=== Stored data ===
BEGIN

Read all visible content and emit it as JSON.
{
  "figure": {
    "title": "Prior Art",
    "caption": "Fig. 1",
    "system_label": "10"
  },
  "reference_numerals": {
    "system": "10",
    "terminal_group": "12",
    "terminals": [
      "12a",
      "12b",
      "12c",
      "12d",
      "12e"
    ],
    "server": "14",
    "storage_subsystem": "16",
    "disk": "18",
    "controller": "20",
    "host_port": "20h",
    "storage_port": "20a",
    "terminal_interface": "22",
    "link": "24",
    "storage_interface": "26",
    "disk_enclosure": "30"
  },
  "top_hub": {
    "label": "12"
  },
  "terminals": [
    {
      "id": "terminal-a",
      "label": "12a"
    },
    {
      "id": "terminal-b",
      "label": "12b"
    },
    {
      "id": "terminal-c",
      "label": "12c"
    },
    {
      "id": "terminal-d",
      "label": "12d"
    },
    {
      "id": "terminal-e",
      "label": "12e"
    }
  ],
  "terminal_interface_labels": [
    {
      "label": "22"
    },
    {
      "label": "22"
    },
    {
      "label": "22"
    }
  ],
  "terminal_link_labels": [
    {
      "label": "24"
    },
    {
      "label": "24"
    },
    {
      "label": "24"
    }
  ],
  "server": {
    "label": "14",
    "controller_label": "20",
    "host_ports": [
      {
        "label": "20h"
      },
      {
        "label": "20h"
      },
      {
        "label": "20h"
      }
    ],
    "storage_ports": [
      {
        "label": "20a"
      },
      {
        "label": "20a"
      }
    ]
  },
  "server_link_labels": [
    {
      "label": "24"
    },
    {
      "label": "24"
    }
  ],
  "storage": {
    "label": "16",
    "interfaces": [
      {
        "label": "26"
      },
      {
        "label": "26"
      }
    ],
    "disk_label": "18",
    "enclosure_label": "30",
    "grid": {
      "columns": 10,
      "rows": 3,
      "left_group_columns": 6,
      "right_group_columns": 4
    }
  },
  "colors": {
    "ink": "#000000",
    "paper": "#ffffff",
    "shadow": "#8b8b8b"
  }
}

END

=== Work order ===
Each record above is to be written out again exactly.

=== Completed task ===
Read all visible content and emit it as JSON.
{
  "figure": {
    "title": "Prior Art",
    "caption": "Fig. 1",
    "system_label": "10"
  },
  "reference_numerals": {
    "system": "10",
    "terminal_group": "12",
    "terminals": [
      "12a",
      "12b",
      "12c",
      "12d",
      "12e"
    ],
    "server": "14",
    "storage_subsystem": "16",
    "disk": "18",
    "controller": "20",
    "host_port": "20h",
    "storage_port": "20a",
    "terminal_interface": "22",
    "link": "24",
    "storage_interface": "26",
    "disk_enclosure": "30"
  },
  "top_hub": {
    "label": "12"
  },
  "terminals": [
    {
      "id": "terminal-a",
      "label": "12a"
    },
    {
      "id": "terminal-b",
      "label": "12b"
    },
    {
      "id": "terminal-c",
      "label": "12c"
    },
    {
      "id": "terminal-d",
      "label": "12d"
    },
    {
      "id": "terminal-e",
      "label": "12e"
    }
  ],
  "terminal_interface_labels": [
    {
      "label": "22"
    },
    {
      "label": "22"
    },
    {
      "label": "22"
    }
  ],
  "terminal_link_labels": [
    {
      "label": "24"
    },
    {
      "label": "24"
    },
    {
      "label": "24"
    }
  ],
  "server": {
    "label": "14",
    "controller_label": "20",
    "host_ports": [
      {
        "label": "20h"
      },
      {
        "label": "20h"
      },
      {
        "label": "20h"
      }
    ],
    "storage_ports": [
      {
        "label": "20a"
      },
      {
        "label": "20a"
      }
    ]
  },
  "server_link_labels": [
    {
      "label": "24"
    },
    {
      "label": "24"
    }
  ],
  "storage": {
    "label": "16",
    "interfaces": [
      {
        "label": "26"
      },
      {
        "label": "26"
      }
    ],
    "disk_label": "18",
    "enclosure_label": "30",
    "grid": {
      "columns": 10,
      "rows": 3,
      "left_group_columns": 6,
      "right_group_columns": 4
    }
  },
  "colors": {
    "ink": "#000000",
    "paper": "#ffffff",
    "shadow": "#8b8b8b"
  }
}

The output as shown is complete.